Acceptable amount per day: Brown sugar will fall under the same consumption as sucrose (table sugar). 25-45g per day in total combination with other sugars.
With taste and texture akin to honey, agave nectar adds 20 calories per teaspoon to your food. Often used in tea, cereals, and yogurts, the nectar is the product of agave cactus. It is composed of more fructose compared to regular table sugar, which makes it diabetes friendly, as this may not cause as high of a spike in blood sugar. Sweeter than sugar, agave syrup has a small amount of antioxidants compared to honey.
However, despite the benefits, agave syrup risks reducing metabolism and insulin sensitivity because the body’s inability to produce an insulin response over time due to over consumption of fructose. In agave syrup, the main type of sugar is called fructose, and it is about 90% of fructose by volume. You may have heard the fructose is also the sugar of fruits, however the concentration is only about 7% in medium apple for example. Here, we have a product that is 90% fructose. There are numerous studies and concerns of the body’s absorption of abnormally high levels of fructose leading to many risk factors.
Acceptable amount per day: Small amounts of agave nectar will not be excessively harmful. But remember this, it still contains sugar, which still adds calories no matter the speed of the insulin response. Consume in the same guidelines of regular sucrose, 25g-45g.
With a topic that has such tremendous media and social attention, it is almost impossible for there not to be endless debated points and opinions. The bottom line is this… Sweeteners are not as bad as they are touted to be in the media circles, nor are these sugar alternatives (agave, brown sugar, Truvia, honey) any “healthier” than regular table sugar. All sweeteners have their pros and cons. The important take away message from all this is to be conscious of what we are consuming and how much. We too often put our trust in the wrong sources which potentially lead us to disaster. We all have minds of our own and we need to use them to make educated decisions on what we consume for our health.

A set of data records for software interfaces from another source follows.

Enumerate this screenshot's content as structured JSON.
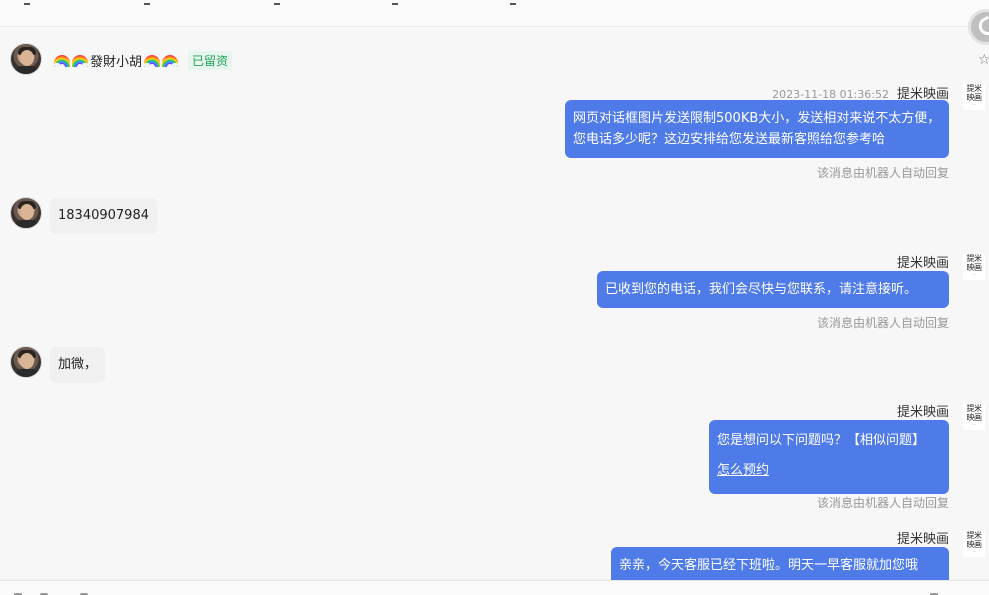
{
  "visitor": {
    "name": "發財小胡",
    "badge": "已留资",
    "messages": [
      "18340907984",
      "加微，"
    ]
  },
  "agent": {
    "name": "提米映画",
    "avatar_text_line1": "提米",
    "avatar_text_line2": "映画",
    "auto_reply_note": "该消息由机器人自动回复",
    "timestamp": "2023-11-18 01:36:52",
    "messages": {
      "m1": "网页对话框图片发送限制500KB大小，发送相对来说不太方便，您电话多少呢？这边安排给您发送最新客照给您参考哈",
      "m2": "已收到您的电话，我们会尽快与您联系，请注意接听。",
      "m3_text": "您是想问以下问题吗？【相似问题】",
      "m3_link": "怎么预约",
      "m4": "亲亲，今天客服已经下班啦。明天一早客服就加您哦"
    }
  },
  "icons": {
    "side_button": "phone-icon",
    "star": "star-icon",
    "rainbow": "rainbow-icon"
  },
  "colors": {
    "agent_bubble": "#4f7be8",
    "visitor_bubble": "#f0f0f0",
    "badge_green": "#24a25b",
    "background": "#f7f7f7"
  }
}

Besides, the adding and taking away, or using of sweeteners should pale in comparison to the grandiose picture of your total diet. Do you truly not want to worry about sweeteners and all the exacerbated nonsense? Then simply follow a healthy diet rich in whole foods (lean meats, vegetables, fruit, and non-processed grains). This is a sure fire way to avoid any health concerns what so ever. In the end, it is your diet that decides what matters in the long run. We are all in search of the quick fix because…well to be completely sincere… getting in better shape and losing fat is downright hard. There is no quick fix. But if you are focused and take a little time to educate yourself about the facts of food, in will pay of tenfold in the long run.
The Following is the FDA Acceptable Daily Intake for Sweeteners as well as other world health organizations protocols: